TASK PROMPT:
Every line of the material is to be duplicated precisely.
[[ DATASET RECORDS open ]]
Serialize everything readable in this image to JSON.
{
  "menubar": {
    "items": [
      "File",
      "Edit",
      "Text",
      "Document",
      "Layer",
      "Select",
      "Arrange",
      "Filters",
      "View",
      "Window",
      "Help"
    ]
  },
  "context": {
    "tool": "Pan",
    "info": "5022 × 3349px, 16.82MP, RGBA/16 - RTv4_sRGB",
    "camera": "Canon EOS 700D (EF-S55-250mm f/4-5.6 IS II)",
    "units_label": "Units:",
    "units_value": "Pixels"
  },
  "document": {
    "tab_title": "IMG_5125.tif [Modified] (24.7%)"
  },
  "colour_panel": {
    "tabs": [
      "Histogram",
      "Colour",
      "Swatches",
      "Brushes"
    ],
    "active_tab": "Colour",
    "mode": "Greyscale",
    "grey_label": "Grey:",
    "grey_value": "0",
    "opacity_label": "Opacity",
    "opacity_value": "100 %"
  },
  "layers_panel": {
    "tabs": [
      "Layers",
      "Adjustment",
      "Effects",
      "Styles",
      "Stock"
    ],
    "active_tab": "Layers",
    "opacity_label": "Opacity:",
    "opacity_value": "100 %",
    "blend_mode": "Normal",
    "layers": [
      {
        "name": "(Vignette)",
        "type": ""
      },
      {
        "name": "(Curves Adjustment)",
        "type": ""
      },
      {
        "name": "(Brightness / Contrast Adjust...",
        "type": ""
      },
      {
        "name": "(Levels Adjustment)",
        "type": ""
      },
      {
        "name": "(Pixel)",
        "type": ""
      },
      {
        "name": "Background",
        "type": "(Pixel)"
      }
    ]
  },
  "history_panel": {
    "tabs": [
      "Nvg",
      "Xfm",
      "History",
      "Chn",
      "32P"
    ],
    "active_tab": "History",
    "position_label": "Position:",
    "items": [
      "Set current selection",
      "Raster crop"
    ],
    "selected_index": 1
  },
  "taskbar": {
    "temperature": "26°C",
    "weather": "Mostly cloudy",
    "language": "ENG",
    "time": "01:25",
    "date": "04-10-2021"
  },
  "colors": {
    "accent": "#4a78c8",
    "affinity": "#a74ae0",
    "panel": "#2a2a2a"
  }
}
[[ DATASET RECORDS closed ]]
EXERCISE RESPONSE:
Serialize everything readable in this image to JSON.
{
  "menubar": {
    "items": [
      "File",
      "Edit",
      "Text",
      "Document",
      "Layer",
      "Select",
      "Arrange",
      "Filters",
      "View",
      "Window",
      "Help"
    ]
  },
  "context": {
    "tool": "Pan",
    "info": "5022 × 3349px, 16.82MP, RGBA/16 - RTv4_sRGB",
    "camera": "Canon EOS 700D (EF-S55-250mm f/4-5.6 IS II)",
    "units_label": "Units:",
    "units_value": "Pixels"
  },
  "document": {
    "tab_title": "IMG_5125.tif [Modified] (24.7%)"
  },
  "colour_panel": {
    "tabs": [
      "Histogram",
      "Colour",
      "Swatches",
      "Brushes"
    ],
    "active_tab": "Colour",
    "mode": "Greyscale",
    "grey_label": "Grey:",
    "grey_value": "0",
    "opacity_label": "Opacity",
    "opacity_value": "100 %"
  },
  "layers_panel": {
    "tabs": [
      "Layers",
      "Adjustment",
      "Effects",
      "Styles",
      "Stock"
    ],
    "active_tab": "Layers",
    "opacity_label": "Opacity:",
    "opacity_value": "100 %",
    "blend_mode": "Normal",
    "layers": [
      {
        "name": "(Vignette)",
        "type": ""
      },
      {
        "name": "(Curves Adjustment)",
        "type": ""
      },
      {
        "name": "(Brightness / Contrast Adjust...",
        "type": ""
      },
      {
        "name": "(Levels Adjustment)",
        "type": ""
      },
      {
        "name": "(Pixel)",
        "type": ""
      },
      {
        "name": "Background",
        "type": "(Pixel)"
      }
    ]
  },
  "history_panel": {
    "tabs": [
      "Nvg",
      "Xfm",
      "History",
      "Chn",
      "32P"
    ],
    "active_tab": "History",
    "position_label": "Position:",
    "items": [
      "Set current selection",
      "Raster crop"
    ],
    "selected_index": 1
  },
  "taskbar": {
    "temperature": "26°C",
    "weather": "Mostly cloudy",
    "language": "ENG",
    "time": "01:25",
    "date": "04-10-2021"
  },
  "colors": {
    "accent": "#4a78c8",
    "affinity": "#a74ae0",
    "panel": "#2a2a2a"
  }
}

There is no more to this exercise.